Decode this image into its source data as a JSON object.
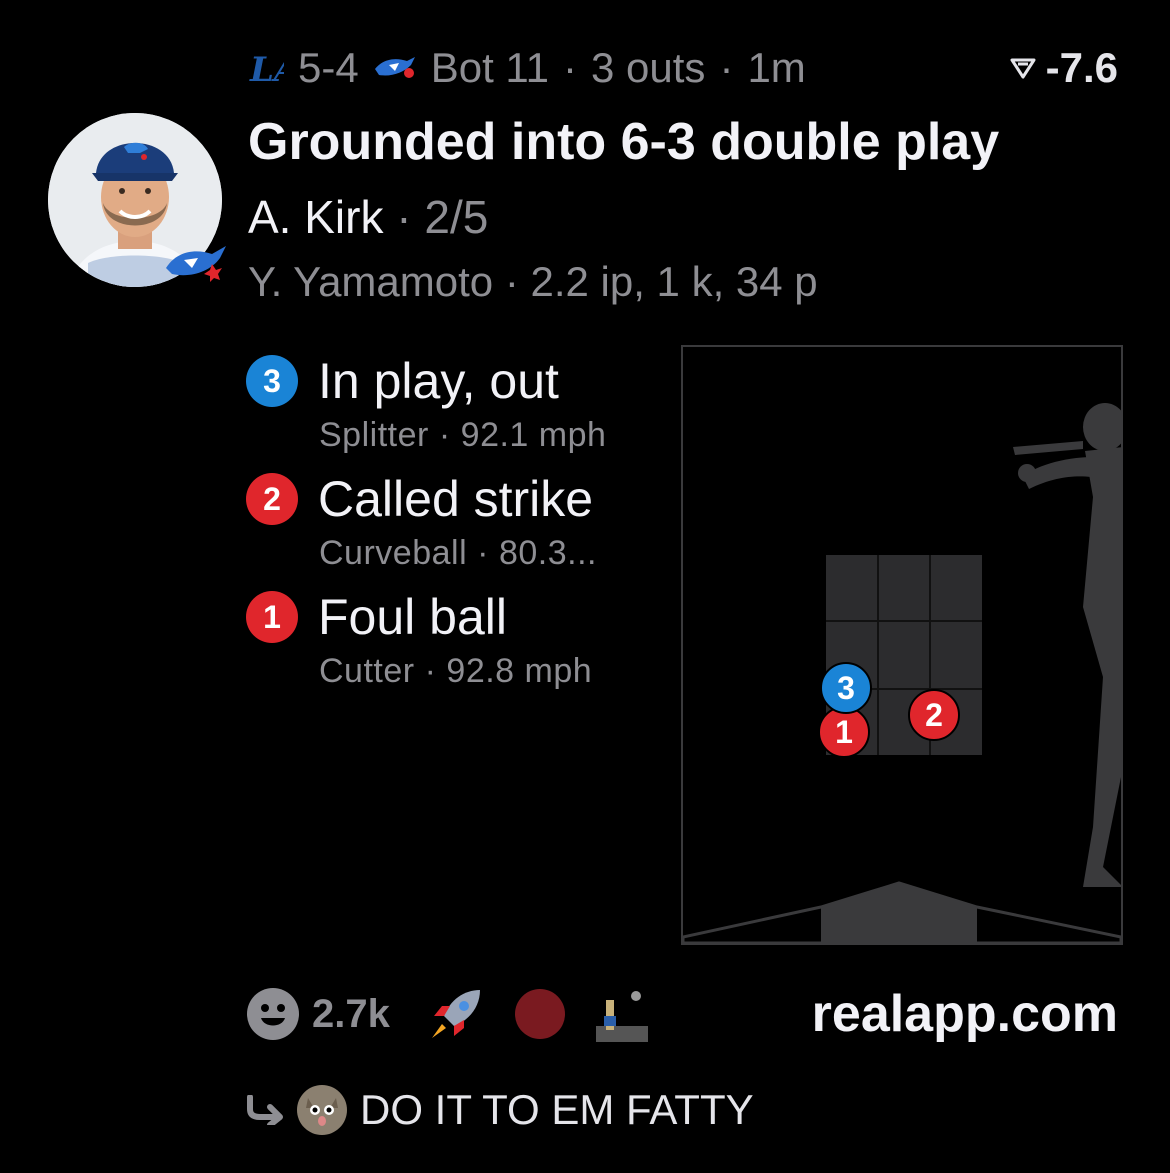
{
  "score": {
    "away_team_icon": "dodgers-la-logo",
    "score_text": "5-4",
    "home_team_icon": "blue-jays-logo",
    "inning": "Bot 11",
    "outs": "3 outs",
    "age": "1m",
    "sep": "·",
    "win_prob_icon": "win-probability-icon",
    "win_prob": "-7.6"
  },
  "play": {
    "title": "Grounded into 6-3 double play",
    "batter_name": "A. Kirk",
    "batter_stats": "2/5",
    "pitcher_line": "Y. Yamamoto · 2.2 ip, 1 k, 34 p"
  },
  "pitches": [
    {
      "num": "3",
      "result": "In play, out",
      "type": "Splitter",
      "speed": "92.1 mph",
      "color": "#1a84d6"
    },
    {
      "num": "2",
      "result": "Called strike",
      "type": "Curveball",
      "speed": "80.3...",
      "color": "#e0262c"
    },
    {
      "num": "1",
      "result": "Foul ball",
      "type": "Cutter",
      "speed": "92.8 mph",
      "color": "#e0262c"
    }
  ],
  "footer": {
    "reaction_icon": "smiley-face-icon",
    "reaction_count": "2.7k",
    "emojis": [
      "rocket-emoji",
      "red-circle-emoji",
      "astronaut-moon-emoji"
    ],
    "site": "realapp.com"
  },
  "reply": {
    "icon": "reply-arrow-icon",
    "avatar_icon": "cat-avatar",
    "text": "DO IT TO EM FATTY"
  },
  "colors": {
    "background": "#000000",
    "muted": "#8e8e93",
    "ball_in_play": "#1a84d6",
    "strike": "#e0262c",
    "zone": "#2c2c2e"
  }
}
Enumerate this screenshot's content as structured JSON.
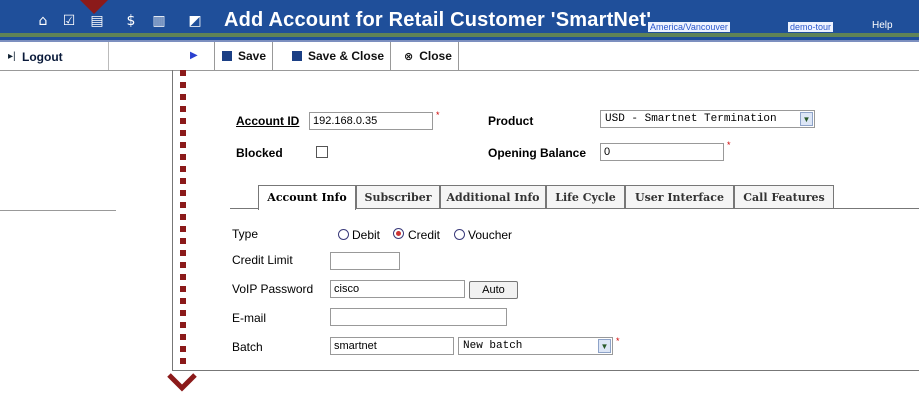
{
  "header": {
    "title": "Add Account for Retail Customer 'SmartNet'",
    "timezone": "America/Vancouver",
    "user": "demo-tour",
    "help": "Help",
    "icons": [
      "home-icon",
      "checklist-icon",
      "screen-icon",
      "dollar-icon",
      "chart-icon",
      "report-icon"
    ]
  },
  "left": {
    "logout_label": "Logout"
  },
  "toolbar": {
    "save_label": "Save",
    "save_close_label": "Save & Close",
    "close_label": "Close"
  },
  "form": {
    "account_id_label": "Account ID",
    "account_id_value": "192.168.0.35",
    "product_label": "Product",
    "product_value": "USD - Smartnet Termination",
    "blocked_label": "Blocked",
    "opening_balance_label": "Opening Balance",
    "opening_balance_value": "0"
  },
  "tabs": [
    "Account Info",
    "Subscriber",
    "Additional Info",
    "Life Cycle",
    "User Interface",
    "Call Features"
  ],
  "account_info": {
    "type_label": "Type",
    "type_options": [
      "Debit",
      "Credit",
      "Voucher"
    ],
    "type_selected": "Credit",
    "credit_limit_label": "Credit Limit",
    "credit_limit_value": "",
    "voip_password_label": "VoIP Password",
    "voip_password_value": "cisco",
    "auto_button": "Auto",
    "email_label": "E-mail",
    "email_value": "",
    "batch_label": "Batch",
    "batch_value": "smartnet",
    "batch_select": "New batch"
  },
  "colors": {
    "header_bg": "#1f4f9a",
    "annotation": "#8b1a1a",
    "link": "#2a57cc"
  }
}
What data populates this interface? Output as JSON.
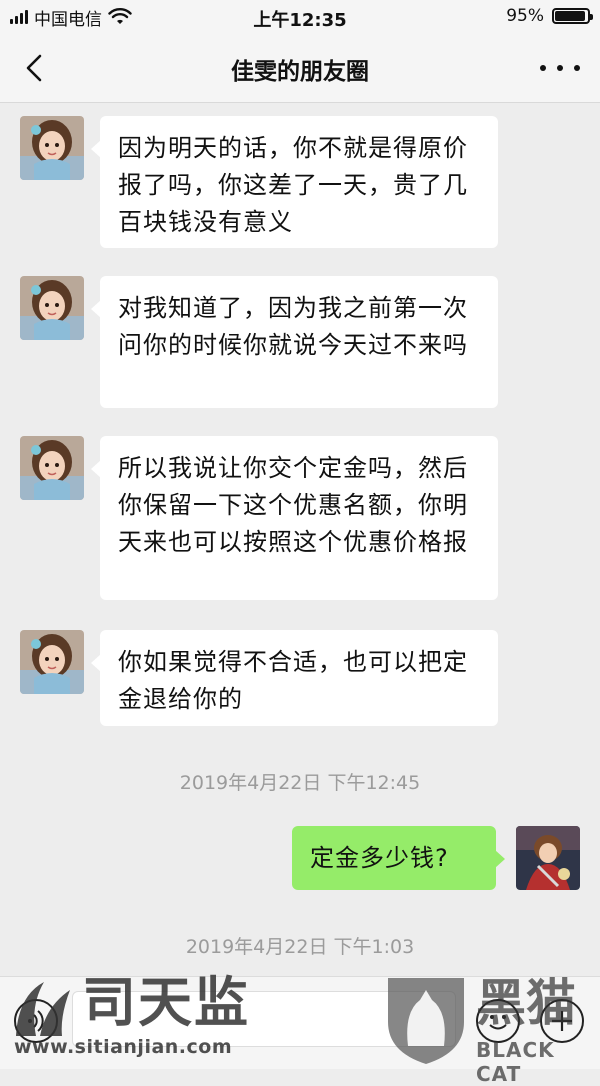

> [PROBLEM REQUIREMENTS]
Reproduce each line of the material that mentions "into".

> [ANSWER BOX]
Decode this image into its source data as a JSON object.
    "title": "Grounded into 6-3 double play",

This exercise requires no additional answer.